The development of novel porous materials benefitsmost from a holistic approach that examines all aspects of the synthetic chemistry. Complementary to organic chemistry, the rich diversity of inorganic chemistry has a lot to offer in the new materials design. Our strategies for developing new porous solids target geometrical, structural, and chemical tuning of porous frameworks, as well as extra-framework species. In practical synthesis, in addition to types of ligands, the chemical and geometrical control requires consideration of a number of synthetic variables such as inorganic nodes of various size and coordination preference, forms of inorganic precursors, solvents/co-solvents, additives, and sometimes structure-directing agents in the case of charged frameworks. As more and more sophisticated synthetic design strategies are being developed, more complex multi-component assembly processes including heterometallic systems have also been realized. All of these variables demonstrate the power of inorganic chemistry in the materials design, leading to a family of high-performance materials with potential applications in areas such as gas sorption, ion exchange and catalysis.

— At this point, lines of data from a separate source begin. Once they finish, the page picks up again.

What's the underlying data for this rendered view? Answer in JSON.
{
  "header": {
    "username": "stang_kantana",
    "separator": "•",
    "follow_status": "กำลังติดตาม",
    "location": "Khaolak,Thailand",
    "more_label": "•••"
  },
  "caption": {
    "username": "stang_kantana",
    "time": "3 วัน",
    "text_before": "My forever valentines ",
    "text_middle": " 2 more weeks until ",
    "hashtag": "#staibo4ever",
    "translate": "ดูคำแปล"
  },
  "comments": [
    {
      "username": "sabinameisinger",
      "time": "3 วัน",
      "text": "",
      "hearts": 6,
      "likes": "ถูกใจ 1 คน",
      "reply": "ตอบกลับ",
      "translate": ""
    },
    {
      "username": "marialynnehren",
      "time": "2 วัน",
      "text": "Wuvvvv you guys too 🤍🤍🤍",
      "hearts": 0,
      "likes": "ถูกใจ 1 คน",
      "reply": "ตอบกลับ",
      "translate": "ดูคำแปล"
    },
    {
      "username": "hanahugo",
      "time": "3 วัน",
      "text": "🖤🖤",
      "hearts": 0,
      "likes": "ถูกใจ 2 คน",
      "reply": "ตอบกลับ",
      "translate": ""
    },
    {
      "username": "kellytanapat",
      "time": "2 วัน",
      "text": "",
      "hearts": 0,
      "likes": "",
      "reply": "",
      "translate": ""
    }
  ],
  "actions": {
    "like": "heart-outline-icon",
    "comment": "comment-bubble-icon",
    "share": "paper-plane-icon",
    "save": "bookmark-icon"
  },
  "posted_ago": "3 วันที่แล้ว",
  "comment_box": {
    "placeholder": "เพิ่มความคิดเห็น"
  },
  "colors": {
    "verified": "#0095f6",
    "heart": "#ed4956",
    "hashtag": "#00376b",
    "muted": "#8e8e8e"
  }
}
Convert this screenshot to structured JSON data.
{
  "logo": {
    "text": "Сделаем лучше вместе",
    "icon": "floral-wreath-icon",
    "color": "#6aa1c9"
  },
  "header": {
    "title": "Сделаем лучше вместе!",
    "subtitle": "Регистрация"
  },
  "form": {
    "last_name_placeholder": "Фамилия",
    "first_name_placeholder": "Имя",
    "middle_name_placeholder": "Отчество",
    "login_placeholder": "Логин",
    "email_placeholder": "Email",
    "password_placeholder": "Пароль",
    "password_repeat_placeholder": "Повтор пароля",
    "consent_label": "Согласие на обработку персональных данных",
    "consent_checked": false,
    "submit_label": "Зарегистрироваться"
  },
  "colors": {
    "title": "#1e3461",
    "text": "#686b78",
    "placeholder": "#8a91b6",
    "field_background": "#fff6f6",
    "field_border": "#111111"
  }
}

Prof. Xianhui Bu received his Ph.D. in Chemistry from State University of New York at Buffalo (1992), with Philip Coppens. Between 1992 and 2003, he did his research with Prof. Galen Stucky at UC Santa Barbara, while supervising the X-ray diffraction facility. He joined the faculty at California State University Long Beach in 2003. He received a lot of awards including Henry Dreyfus Teacher-Scholar Award (2009-2015), US NSF Division of Materials Research CAREER award (2009-2014), Distinguished Faculty Scholarly & Creative Achievement Award, CSULB (2009) and Provost's Award for Impact Accomplishment in Research, CSULB (2008). Bu’s group has made a number of important contributions through development of new synthetic methods and advanced structural concepts. These methods and concepts have inspired many research groups worldwide in the synthetic design of new crystalline porous materials.